TASK TO COMPLETE: Could you repeat all of the entries exactly, leaving out any pictures?
[[ RECORDS SHOWN open ]]
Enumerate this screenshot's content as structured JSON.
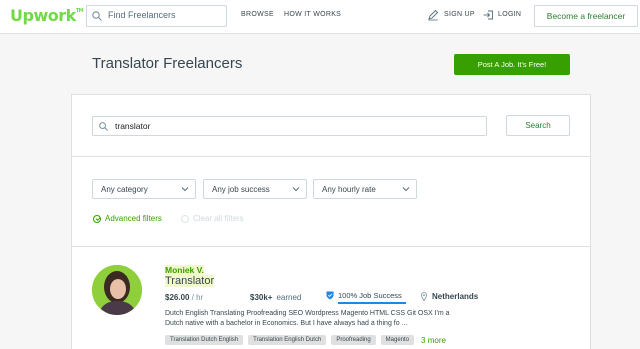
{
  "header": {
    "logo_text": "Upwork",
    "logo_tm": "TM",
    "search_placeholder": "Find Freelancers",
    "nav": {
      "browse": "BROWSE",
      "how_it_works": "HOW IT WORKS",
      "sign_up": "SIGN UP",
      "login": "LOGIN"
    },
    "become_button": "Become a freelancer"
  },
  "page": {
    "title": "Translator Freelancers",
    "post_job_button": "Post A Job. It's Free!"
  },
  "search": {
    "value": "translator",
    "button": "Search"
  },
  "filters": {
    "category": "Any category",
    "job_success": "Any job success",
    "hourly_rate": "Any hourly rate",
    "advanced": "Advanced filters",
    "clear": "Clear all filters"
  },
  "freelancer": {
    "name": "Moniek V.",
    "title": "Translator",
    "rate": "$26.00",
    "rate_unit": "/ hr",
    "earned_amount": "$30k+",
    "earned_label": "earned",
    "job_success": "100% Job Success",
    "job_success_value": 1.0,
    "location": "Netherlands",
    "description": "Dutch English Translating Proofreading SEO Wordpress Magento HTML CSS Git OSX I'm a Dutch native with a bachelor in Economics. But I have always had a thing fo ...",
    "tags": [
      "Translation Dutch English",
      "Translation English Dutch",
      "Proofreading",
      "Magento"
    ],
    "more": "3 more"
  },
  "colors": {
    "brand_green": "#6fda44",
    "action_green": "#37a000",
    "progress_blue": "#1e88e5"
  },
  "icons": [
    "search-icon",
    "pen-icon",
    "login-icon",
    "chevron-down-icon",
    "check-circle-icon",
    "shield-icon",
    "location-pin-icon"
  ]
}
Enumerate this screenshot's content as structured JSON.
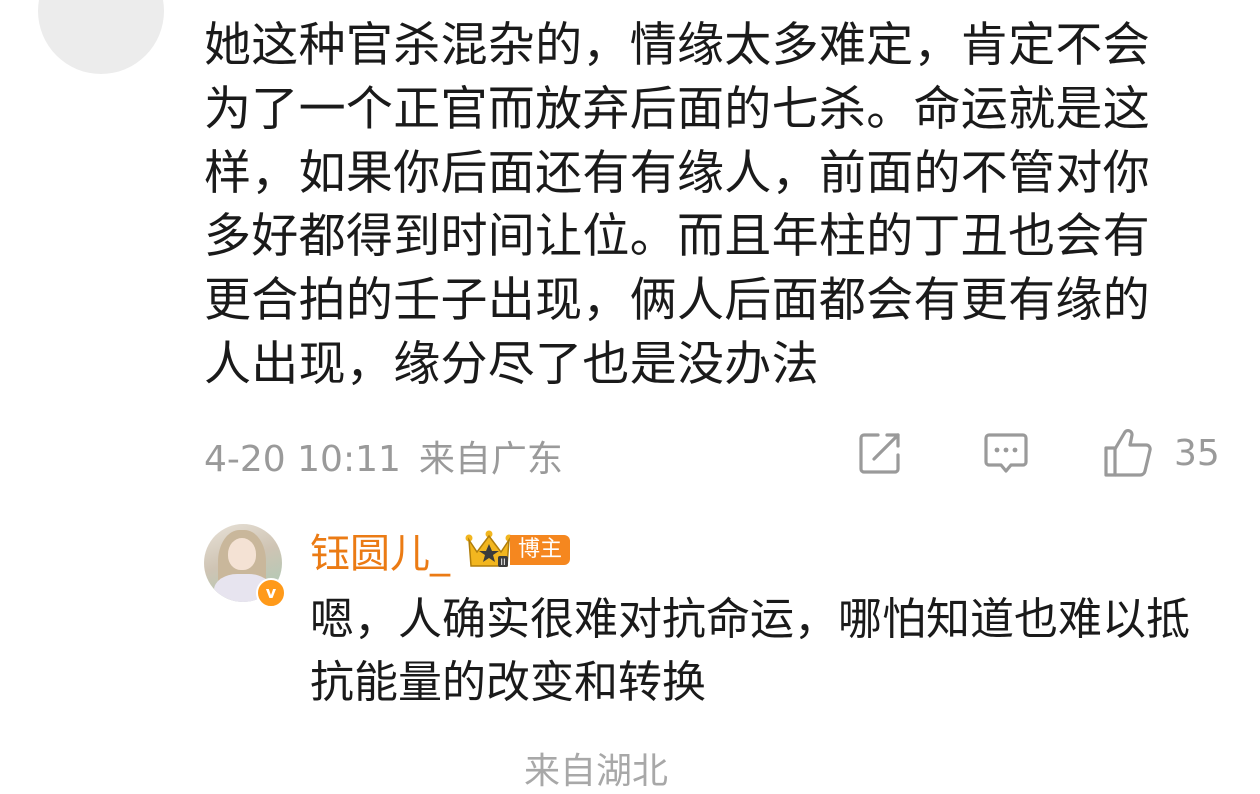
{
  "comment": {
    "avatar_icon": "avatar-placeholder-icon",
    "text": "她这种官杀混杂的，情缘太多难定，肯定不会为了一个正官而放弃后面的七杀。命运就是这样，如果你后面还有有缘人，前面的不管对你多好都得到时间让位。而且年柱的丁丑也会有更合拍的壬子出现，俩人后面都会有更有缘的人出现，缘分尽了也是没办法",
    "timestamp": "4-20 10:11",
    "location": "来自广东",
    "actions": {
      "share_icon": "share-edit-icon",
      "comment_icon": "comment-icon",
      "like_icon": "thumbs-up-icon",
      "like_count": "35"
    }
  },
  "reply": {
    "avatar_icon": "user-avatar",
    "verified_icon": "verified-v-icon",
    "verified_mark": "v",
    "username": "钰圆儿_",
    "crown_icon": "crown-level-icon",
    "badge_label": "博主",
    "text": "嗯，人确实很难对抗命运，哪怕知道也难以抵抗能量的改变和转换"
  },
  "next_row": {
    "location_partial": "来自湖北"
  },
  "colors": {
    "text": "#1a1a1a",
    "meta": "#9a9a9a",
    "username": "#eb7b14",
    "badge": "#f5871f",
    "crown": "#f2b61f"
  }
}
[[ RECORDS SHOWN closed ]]
TASK ANSWER:
Enumerate this screenshot's content as structured JSON.
{
  "header": {
    "logo_text": "Upwork",
    "logo_tm": "TM",
    "search_placeholder": "Find Freelancers",
    "nav": {
      "browse": "BROWSE",
      "how_it_works": "HOW IT WORKS",
      "sign_up": "SIGN UP",
      "login": "LOGIN"
    },
    "become_button": "Become a freelancer"
  },
  "page": {
    "title": "Translator Freelancers",
    "post_job_button": "Post A Job. It's Free!"
  },
  "search": {
    "value": "translator",
    "button": "Search"
  },
  "filters": {
    "category": "Any category",
    "job_success": "Any job success",
    "hourly_rate": "Any hourly rate",
    "advanced": "Advanced filters",
    "clear": "Clear all filters"
  },
  "freelancer": {
    "name": "Moniek V.",
    "title": "Translator",
    "rate": "$26.00",
    "rate_unit": "/ hr",
    "earned_amount": "$30k+",
    "earned_label": "earned",
    "job_success": "100% Job Success",
    "job_success_value": 1.0,
    "location": "Netherlands",
    "description": "Dutch English Translating Proofreading SEO Wordpress Magento HTML CSS Git OSX I'm a Dutch native with a bachelor in Economics. But I have always had a thing fo ...",
    "tags": [
      "Translation Dutch English",
      "Translation English Dutch",
      "Proofreading",
      "Magento"
    ],
    "more": "3 more"
  },
  "colors": {
    "brand_green": "#6fda44",
    "action_green": "#37a000",
    "progress_blue": "#1e88e5"
  },
  "icons": [
    "search-icon",
    "pen-icon",
    "login-icon",
    "chevron-down-icon",
    "check-circle-icon",
    "shield-icon",
    "location-pin-icon"
  ]
}
Enumerate this screenshot's content as structured JSON.
{
  "comment": {
    "avatar_icon": "avatar-placeholder-icon",
    "text": "她这种官杀混杂的，情缘太多难定，肯定不会为了一个正官而放弃后面的七杀。命运就是这样，如果你后面还有有缘人，前面的不管对你多好都得到时间让位。而且年柱的丁丑也会有更合拍的壬子出现，俩人后面都会有更有缘的人出现，缘分尽了也是没办法",
    "timestamp": "4-20 10:11",
    "location": "来自广东",
    "actions": {
      "share_icon": "share-edit-icon",
      "comment_icon": "comment-icon",
      "like_icon": "thumbs-up-icon",
      "like_count": "35"
    }
  },
  "reply": {
    "avatar_icon": "user-avatar",
    "verified_icon": "verified-v-icon",
    "verified_mark": "v",
    "username": "钰圆儿_",
    "crown_icon": "crown-level-icon",
    "badge_label": "博主",
    "text": "嗯，人确实很难对抗命运，哪怕知道也难以抵抗能量的改变和转换"
  },
  "next_row": {
    "location_partial": "来自湖北"
  },
  "colors": {
    "text": "#1a1a1a",
    "meta": "#9a9a9a",
    "username": "#eb7b14",
    "badge": "#f5871f",
    "crown": "#f2b61f"
  }
}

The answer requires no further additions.